A stamen is the male reproductive organ of flowering plant species that produces pollen. The stamen is comprised of an anther, which is connected to a filament (pictured below). Within the anther reside the microsporangia, which will ultimately develop into pollen grains. Collectively, the stamens of a flower are termed the androecium, and the number can vary greatly between species. There is also a high level of diversity associated with the position and appearance of the stamens, and depending on the plant species, the stamens may be fused at either the filament or the anther.

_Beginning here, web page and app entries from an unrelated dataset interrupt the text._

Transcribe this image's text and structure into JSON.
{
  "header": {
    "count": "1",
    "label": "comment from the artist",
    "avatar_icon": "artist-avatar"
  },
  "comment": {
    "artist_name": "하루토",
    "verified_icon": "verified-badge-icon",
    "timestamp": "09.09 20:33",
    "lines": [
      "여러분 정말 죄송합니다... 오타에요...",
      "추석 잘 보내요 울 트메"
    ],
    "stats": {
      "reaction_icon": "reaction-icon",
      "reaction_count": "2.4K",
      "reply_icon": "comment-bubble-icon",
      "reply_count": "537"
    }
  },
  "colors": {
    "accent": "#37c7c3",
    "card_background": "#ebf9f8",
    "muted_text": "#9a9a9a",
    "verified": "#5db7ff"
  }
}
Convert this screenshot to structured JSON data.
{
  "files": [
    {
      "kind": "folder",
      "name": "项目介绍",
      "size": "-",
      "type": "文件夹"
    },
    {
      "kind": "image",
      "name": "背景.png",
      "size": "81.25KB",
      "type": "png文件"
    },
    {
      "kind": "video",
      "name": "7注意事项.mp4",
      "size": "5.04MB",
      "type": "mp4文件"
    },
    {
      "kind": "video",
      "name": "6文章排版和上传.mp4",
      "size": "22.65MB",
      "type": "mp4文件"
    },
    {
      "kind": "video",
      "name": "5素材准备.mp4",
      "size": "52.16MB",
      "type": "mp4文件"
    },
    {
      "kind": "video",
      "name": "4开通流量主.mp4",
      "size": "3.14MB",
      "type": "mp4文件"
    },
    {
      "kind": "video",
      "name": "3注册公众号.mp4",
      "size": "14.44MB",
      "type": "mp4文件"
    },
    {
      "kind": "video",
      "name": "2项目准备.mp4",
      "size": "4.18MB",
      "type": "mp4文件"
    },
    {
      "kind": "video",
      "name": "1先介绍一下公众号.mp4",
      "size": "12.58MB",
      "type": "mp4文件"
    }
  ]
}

The primary function of the stamen is pollen production. As mentioned above, the anther contains microsporangia within specialized compartments termed pollen sacs. A microsporangium contains a highly nutritious lining housing diploid pollen cells. These diploid cells then undergo meiosis and become haploid spores. After the haploid cells multiply via mitosis, they are termed an immature microgametophyte, or pollen grain. The pollen grains are then released from specialized openings in the anther to facilitate pollination. Pollination occurs by dispersal via the wind, as well as pollinating insects or birds.